Recall backers insisted signature gatherers were registered voters and gathered signatures lawfully.Conservative will replace Philadelphia cardinal
PHILADELPHIA - The Vatican agreed Tuesday to let 80-year-old Philadelphia Cardinal Anthony Bevilacqua retire and chose another conservative clergyman with close ties to Rome to replace him, St. Louis Archbishop Justin Rigali.
Pope John Paul II accepted Bevilacqua's resignation on the basis of age, though the cardinal will continue to serve until Oct. 7, when Rigali will be installed. A replacement for Rigali in St. Louis wasn't selected.
The oldest cardinal in the United States leading a diocese, Bevilacqua lost his vote in the College of Cardinals - the body of Roman Catholic clergy that elects the pope - when he turned 80 last month.
In his new role, Rigali is virtually assured of ascending to the rank of cardinal and taking Bevilacqua's place.Georgia resort island to host G-8 summit in June
ATLANTA - President Bush has chosen a posh island resort community on the Georgia coast to host next year's meeting of leaders from the world's major industrial countries.
The White House said Tuesday that Sea Island will be the site of the G-8 summit in June, a location Gov. Sonny Perdue described as "a great venue for security." The island 60 miles south of Savannah is close to several major military bases and a federal law enforcement training center.
Protesters have had a growing presence at the annual summits, where leaders from Canada, France, Germany, Italy, Japan, Russia, the United Kingdom and the United States meet to discuss economic and political issues.Elsewhere . . .
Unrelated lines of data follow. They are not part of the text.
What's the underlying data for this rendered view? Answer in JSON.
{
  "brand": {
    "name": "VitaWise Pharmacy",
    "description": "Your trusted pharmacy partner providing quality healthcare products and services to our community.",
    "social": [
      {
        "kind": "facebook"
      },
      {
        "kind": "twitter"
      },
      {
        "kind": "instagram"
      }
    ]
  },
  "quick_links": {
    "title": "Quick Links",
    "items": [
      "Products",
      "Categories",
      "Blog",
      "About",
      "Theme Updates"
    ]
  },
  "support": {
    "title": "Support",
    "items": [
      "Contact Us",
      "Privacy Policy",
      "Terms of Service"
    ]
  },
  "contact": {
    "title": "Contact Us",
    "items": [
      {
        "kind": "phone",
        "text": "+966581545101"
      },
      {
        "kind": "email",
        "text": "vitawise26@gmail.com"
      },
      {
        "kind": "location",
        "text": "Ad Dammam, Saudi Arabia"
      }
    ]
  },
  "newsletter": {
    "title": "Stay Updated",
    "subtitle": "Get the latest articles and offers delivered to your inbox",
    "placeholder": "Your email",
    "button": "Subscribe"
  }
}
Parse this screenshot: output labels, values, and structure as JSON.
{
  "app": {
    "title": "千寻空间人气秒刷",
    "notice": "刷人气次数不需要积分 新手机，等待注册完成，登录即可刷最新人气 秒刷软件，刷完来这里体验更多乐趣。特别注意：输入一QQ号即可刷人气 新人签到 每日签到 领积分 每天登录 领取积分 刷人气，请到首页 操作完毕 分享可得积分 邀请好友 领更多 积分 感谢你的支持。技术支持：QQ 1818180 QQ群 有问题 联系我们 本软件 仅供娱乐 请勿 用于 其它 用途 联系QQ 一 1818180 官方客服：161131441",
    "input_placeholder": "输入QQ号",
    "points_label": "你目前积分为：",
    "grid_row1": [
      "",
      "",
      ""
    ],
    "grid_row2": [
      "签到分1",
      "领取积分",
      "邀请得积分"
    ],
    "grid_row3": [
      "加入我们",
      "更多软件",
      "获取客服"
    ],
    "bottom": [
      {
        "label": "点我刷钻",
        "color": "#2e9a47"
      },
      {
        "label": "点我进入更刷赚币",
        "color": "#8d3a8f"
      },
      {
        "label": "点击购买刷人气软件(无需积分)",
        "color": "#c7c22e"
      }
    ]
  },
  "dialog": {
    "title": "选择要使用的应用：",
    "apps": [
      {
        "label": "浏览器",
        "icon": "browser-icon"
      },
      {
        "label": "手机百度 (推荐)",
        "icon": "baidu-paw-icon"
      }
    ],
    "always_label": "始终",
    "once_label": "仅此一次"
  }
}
CLINTONS GET LITTLE WHITEWATER RELIEF: The government will pay a small portion of the legal fees accumulated by former President Bill Clinton and Sen. Hillary Rodham Clinton during the independent counsel investigation of their failed Arkansas land deal, an appeals court ruled Tuesday.
The U.S. Court of Appeals for the District of Columbia agreed to a payment of about $85,000. The Clintons had sought $3.5-million.
44 INDICTED AT AIR FORCE ACADEMY: A federal grand jury indicted 44 people Tuesday for allegedly using fake green cards and other false identification to work as contract employees at the Air Force Academy.
The workers included construction workers, landscapers and janitors hired by civilian contractors, said Jeff Dorschner of the U.S. Attorney's Office. Twenty-seven people were arrested.